The fact that there are rumors about Singer floating about town demonstrates once again that everyone makes him into what they wish him to be, as opposed to perceiving who he really is. Jews insist he is Jewish; the merchants say he is rich, and a Turkish man is convinced that when he speaks Turkish to Singer, Singer understands. All of these rumors are utterly unfounded; Singer has come to represent all things to all people because he cannot disillusion them by speaking.

Curiously, Singer himself falls prey to the same delusions in his perceptions of Antonapoulos. He describes his friend as being someone who is "wise and good," though little that we know about Antonapoulos would support the use of either adjective. The story Singer remembers about the way Antonapoulos treated Carl seems more illustrative of the true Antonapoulos: a selfish, lazy, stupid person. However, as the months go by and Singer misses his friend more and more, he remembers only the good things about his friend. He even thinks that maybe Antonapoulos can read, so he begins writing him letters, even though the narrative has already indicated that Antonapoulos is illiterate.
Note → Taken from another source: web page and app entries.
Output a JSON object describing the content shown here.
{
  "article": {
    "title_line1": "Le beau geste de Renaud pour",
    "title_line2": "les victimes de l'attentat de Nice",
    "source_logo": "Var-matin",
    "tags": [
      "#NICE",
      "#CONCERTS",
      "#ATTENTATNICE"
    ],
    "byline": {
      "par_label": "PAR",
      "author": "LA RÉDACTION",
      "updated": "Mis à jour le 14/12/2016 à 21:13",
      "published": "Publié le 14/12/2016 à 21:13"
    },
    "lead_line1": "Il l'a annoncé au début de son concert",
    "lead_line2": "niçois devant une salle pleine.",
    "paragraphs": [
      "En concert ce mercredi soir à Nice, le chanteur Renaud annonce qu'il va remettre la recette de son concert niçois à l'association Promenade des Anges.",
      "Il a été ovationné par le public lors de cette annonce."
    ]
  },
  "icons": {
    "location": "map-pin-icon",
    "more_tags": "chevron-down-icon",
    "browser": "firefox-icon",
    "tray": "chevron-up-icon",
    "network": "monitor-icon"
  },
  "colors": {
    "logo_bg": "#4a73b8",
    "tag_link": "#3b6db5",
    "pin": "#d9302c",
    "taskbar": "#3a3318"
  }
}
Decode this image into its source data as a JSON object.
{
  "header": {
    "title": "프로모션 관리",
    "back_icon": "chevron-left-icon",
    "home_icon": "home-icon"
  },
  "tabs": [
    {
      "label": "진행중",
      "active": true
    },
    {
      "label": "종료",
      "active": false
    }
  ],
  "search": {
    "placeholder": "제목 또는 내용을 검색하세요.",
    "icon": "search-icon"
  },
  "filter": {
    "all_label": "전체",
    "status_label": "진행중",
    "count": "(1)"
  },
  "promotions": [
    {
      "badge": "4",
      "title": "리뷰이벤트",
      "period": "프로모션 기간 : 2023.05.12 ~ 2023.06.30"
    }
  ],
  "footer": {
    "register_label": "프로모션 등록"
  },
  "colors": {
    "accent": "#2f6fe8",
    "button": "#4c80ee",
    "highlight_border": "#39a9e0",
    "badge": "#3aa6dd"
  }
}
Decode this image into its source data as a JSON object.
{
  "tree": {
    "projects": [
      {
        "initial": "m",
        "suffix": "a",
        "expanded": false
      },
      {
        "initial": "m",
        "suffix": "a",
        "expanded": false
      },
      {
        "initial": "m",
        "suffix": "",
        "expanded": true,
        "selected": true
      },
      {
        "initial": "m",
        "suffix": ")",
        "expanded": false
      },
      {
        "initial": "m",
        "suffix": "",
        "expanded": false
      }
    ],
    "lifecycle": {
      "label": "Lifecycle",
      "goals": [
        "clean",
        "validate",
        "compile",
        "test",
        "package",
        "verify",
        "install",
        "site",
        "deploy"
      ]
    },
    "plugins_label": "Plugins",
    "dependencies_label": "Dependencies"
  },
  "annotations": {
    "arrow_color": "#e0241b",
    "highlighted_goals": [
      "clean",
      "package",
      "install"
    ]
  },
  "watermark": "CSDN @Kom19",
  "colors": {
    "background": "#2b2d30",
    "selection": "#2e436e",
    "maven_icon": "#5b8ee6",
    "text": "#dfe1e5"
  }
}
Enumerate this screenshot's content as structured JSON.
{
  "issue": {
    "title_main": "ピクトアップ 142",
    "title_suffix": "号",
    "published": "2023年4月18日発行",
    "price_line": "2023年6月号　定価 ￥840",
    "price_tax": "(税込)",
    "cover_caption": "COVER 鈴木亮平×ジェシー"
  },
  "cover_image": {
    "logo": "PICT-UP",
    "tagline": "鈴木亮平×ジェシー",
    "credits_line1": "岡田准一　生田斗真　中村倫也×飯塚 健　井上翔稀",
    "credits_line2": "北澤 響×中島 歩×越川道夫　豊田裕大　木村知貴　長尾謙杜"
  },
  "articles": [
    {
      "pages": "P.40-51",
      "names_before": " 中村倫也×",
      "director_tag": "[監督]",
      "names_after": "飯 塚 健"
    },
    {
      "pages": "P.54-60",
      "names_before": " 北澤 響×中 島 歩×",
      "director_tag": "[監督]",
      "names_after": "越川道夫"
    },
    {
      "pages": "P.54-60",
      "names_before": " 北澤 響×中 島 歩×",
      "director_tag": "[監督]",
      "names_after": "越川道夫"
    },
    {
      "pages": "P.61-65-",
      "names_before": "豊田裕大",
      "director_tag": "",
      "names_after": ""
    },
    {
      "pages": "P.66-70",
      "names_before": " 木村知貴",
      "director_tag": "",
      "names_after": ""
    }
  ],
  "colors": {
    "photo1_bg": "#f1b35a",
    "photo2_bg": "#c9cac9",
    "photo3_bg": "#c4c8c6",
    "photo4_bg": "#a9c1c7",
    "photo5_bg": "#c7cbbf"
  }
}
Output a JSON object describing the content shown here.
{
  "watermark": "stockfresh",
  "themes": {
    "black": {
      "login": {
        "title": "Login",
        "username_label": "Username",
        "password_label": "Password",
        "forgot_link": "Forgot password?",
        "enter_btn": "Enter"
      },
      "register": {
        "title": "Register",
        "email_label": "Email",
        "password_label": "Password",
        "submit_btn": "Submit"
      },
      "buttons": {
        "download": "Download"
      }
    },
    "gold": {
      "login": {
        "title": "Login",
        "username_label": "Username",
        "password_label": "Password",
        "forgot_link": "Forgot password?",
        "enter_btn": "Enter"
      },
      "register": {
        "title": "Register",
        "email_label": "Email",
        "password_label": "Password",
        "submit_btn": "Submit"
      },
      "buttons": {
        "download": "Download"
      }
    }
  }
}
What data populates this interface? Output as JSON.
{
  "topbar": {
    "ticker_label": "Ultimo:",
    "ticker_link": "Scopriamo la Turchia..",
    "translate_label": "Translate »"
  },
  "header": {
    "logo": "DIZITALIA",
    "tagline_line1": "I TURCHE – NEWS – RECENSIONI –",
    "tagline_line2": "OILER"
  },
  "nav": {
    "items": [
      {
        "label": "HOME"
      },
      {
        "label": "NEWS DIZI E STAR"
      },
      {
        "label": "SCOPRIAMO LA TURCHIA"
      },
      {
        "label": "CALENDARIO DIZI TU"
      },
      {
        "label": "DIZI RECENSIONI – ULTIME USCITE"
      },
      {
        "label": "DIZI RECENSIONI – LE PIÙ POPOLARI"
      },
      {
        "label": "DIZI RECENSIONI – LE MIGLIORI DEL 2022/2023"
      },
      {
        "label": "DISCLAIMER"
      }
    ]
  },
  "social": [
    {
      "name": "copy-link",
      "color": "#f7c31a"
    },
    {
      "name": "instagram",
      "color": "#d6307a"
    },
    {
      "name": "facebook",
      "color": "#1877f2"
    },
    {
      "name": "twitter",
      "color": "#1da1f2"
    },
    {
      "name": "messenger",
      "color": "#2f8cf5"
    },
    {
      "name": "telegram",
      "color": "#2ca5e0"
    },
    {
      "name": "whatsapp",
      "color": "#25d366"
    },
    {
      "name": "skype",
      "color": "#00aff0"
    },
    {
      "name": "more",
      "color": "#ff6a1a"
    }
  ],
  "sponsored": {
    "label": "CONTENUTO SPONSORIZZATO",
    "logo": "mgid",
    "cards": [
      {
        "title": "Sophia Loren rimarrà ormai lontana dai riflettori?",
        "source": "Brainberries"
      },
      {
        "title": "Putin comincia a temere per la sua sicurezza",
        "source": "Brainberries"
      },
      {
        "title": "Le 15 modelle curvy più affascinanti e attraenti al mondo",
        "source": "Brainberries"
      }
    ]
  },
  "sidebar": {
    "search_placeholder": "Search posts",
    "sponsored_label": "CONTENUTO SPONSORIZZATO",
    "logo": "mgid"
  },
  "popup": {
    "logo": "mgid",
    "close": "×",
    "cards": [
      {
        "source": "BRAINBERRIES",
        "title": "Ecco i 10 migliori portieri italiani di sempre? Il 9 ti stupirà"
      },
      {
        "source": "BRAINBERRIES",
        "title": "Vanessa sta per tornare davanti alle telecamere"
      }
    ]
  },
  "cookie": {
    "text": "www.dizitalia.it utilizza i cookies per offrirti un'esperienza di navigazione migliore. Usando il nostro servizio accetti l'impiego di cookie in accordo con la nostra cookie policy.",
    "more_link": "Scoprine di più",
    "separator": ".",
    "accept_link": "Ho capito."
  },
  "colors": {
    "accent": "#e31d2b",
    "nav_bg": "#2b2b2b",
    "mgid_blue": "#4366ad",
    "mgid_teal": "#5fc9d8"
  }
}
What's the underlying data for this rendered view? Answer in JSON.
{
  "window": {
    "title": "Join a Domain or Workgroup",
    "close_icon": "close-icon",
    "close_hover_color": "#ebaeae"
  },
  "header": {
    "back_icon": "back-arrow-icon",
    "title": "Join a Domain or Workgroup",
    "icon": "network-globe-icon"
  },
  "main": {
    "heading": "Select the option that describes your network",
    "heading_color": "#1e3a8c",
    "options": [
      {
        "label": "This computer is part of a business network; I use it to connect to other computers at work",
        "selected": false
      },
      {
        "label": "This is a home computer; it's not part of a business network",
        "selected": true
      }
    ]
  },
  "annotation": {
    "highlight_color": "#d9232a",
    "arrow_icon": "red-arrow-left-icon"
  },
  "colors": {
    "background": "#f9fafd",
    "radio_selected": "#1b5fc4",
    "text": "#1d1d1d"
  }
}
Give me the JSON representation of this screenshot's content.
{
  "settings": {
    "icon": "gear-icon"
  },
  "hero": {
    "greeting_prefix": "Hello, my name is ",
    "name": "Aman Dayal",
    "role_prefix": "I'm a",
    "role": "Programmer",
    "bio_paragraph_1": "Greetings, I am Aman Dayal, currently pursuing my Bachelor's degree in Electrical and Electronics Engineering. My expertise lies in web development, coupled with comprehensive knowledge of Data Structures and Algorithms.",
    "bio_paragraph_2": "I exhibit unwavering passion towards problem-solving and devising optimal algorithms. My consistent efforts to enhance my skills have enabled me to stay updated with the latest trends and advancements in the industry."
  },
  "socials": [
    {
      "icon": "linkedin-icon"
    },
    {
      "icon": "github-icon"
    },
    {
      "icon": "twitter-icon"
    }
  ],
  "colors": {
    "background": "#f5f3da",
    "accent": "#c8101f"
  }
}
The one person with whom Singer wants to interact has no desire to interact with him in return; ironically, Singer has as little true knowledge about Antonapoulos as any of his own visitors have about him.

We see Singer's generous nature in the numerous gifts he gives to all those around him, especially Antonapoulos. Singer unwittingly fulfills one of Mick's secret desires by purchasing the radio; now she does not need to sneak into rich neighborhoods and listen under windows. It is clear through Singer's words to Antonapoulos what astounding effect music has on Mick. It is a special demonstration of the faith Mick feels in Singer; she thinks he shares her passion for music, even though she knows he is deaf: "She comes all the time now that I have a radio for them. She likes music. I wish I knew what it is she hears. She knows I am deaf but she thinks I know about music." Another striking aspect of Singer is the simplicity with which he conveys his thoughts to Antonapoulos. All the tormented visitors come and tell their woes to a very ordinary, nice man whom they have made into a sort of god simply because he listens.

Singer's letter makes it clear that, despite his visitors' beliefs to the contrary, he does not understand much of what they say to him. The guests he likes best appear to be Biff and Mick, as they do not rant at him the way Dr. Copeland and Blount do; the fanaticism of the latter two even makes Singer a little frightened. Singer is baffled as to why the four guests suddenly have nothing to say when they are all put in a room together. He does not realize that they mostly need someone to listen; they are each looking for affirmation for their own private beliefs and relief from their doubts, and none is particularly interested in why the others visit Singer.